The language in Patterson had held out some hope that the WCAB might interpret the SB 863 statutes in a way to circumscribe repeated UR of refills, i.e. a continuing course of the same medications for the worker. It appears the WCAB won’t be going that far.
Ultimately, though, there has to be a better way so that every time a worker tries to get a refill we are not potentially reinventing the wheel. Medication management in California group health is nowhere near as onerous as in the comp system.
In McCool the WCAB panel did indicate that it shared serious concerns about the UR denial of opioid medications for Ms. McCool. Apparently the UR reviewer had claimed to base his decision on the Medical Treatment Utilization Schedule (MTUS). However, the McCool panel noted that MTUS provides that given the probable risk of opioid withdrawal symptoms, there should be weaning and tapering under direct medical supervision. According to the McCool panel, “Defendant’s uncritical acceptance of an internally inconsistent UR recommendation not only caused applicant to seek an order preventing it from happening again, but exposed applicant to serious health risks.”
What was the remedy suggested by the McCool panel? Administrative penalties. Title 8, California Code of Regs 9792.12 sets forth an administrative penalty schedule for utilization review and independent medical review violations. McCool did not delineate exactly what non-compliance penalty would apply under 9792.12, merely making note that:
“Section 4610, subdivision (c), requires that every UR process must be governed by written policies and procedures ensuring that decisions regarding the medical necessity of proposed medical treatment services are consistent with the MTUS. Defendant’s policies and procedures in this case were insufficient to prevent a decision in violation of section 4610(c). Fortunately for applicant, defendant voluntarily changed its decision. However, any future decisions which violate section 4610(c) may be referred to the Administrative Director to review defendant’s written policies and procedures and potentially assess penalties for abuse of the UR process.”

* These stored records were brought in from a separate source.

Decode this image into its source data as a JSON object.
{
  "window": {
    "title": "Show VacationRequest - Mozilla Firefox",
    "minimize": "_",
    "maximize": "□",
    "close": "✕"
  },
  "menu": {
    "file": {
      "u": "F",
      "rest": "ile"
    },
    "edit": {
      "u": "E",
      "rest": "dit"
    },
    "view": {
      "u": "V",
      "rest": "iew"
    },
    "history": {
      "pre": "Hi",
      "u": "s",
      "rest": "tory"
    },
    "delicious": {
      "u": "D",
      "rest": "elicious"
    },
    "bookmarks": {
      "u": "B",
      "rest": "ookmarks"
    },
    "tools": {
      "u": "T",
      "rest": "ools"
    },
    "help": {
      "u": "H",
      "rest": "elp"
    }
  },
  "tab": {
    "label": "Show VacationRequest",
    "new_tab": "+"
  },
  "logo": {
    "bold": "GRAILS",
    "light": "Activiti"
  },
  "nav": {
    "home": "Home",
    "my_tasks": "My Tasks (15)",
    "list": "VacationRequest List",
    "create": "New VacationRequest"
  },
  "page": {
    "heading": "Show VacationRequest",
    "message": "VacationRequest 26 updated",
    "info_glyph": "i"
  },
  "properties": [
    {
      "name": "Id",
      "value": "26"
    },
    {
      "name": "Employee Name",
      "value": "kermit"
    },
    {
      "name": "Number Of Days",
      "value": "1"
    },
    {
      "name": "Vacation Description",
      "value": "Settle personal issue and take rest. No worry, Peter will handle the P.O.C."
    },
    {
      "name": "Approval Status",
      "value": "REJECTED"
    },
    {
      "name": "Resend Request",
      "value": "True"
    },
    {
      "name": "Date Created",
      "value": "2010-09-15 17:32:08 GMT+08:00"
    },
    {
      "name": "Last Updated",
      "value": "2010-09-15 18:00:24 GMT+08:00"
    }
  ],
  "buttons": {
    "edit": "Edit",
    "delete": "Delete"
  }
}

Unfortunately, even if one of the 9792.12 administrative penalties would in fact apply in the McCool situation (a question that could be debated), those penalties are not of sufficient magnitude to create widespread disincentives for this type of conduct.
The McCool case (Kim McCool(Nelson) vs. Monterey May Medicar: ADJ2086501) can be found here: WorkersCompURofPrescriptionsMcCoolCase2014